Who are the companions of the Lamb of God the Father
That we may deserve to enter into the seven gates
Of the city of the heavens.

XIII. Let there be glory and power unto the Father, unto Christ His Son
And unto the Holy Spirit; and may there be unto you [sing.]
A consort by the will of the threefold God Who is One
For all time to come. Amen.





Oliver A. Eikermann said...

Thanks a lot for translating that passage. Since I myself am a gay seminarian, it´s really great to have this text!

Darius Matthias Klein said...
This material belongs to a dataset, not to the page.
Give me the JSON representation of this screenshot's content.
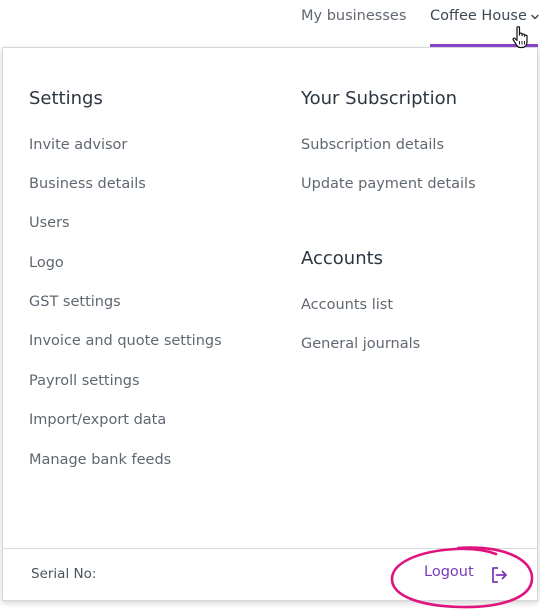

Thank you for visiting my blog, Oliver. You might also appreciate the entry "Two Friendship Poems from the Carolingian Renaissance", which I posted in February of this year. God bless, Darius.

Aaron Loughrey said...

Hey where can I find the original latin text? I am studying composition at master's level and would like to use some of this text for a hymn I am writing. I would prefer to use the latin over the english.

Darius Matthias Klein said...

Thanks for paying a visit to my blog, Aaron. I found the original Latin in the Monumenta Historiae Germanica series, Poetae Latini Medii Aevi, Poetae Latini Aevi Carolini. It was listed under the spuria of the poet Walafrid Strabo (i.e., he didn't actually write it but it was attributed to him). Unfortunately, I'm having trouble tracking down which volume of the series it was - I'm going to have to go through piles of papers to find it, but I'll try to get back to you with that asap. However, the librarian at your institution should be able to locate Monumenta Germaniae Historica, with the subheading Poetae Latini Medii Aevi, with the sub-subheading Poetae Latini Aevi Carolini, opera of Walafrid Strabo. I apologize for not being able to provide you with my own copy of the text - unfortunately, it perished along with my last hard-drive.

Bill S. said...

I see no evidence that you were ever able to come up with the full reference to the Latin text, so here it is: Ernst Duemmler, ed. Poetae Latini Aevi Carolingi, Monumenta Germaniae Historica, Poetarum Latinorum Medii Aevi, 2 (Berlin: Weidmann, 1884), 2, pp. 418-419.

Hope this is of some use.

Bill Schipper, St. John's, Newfoundland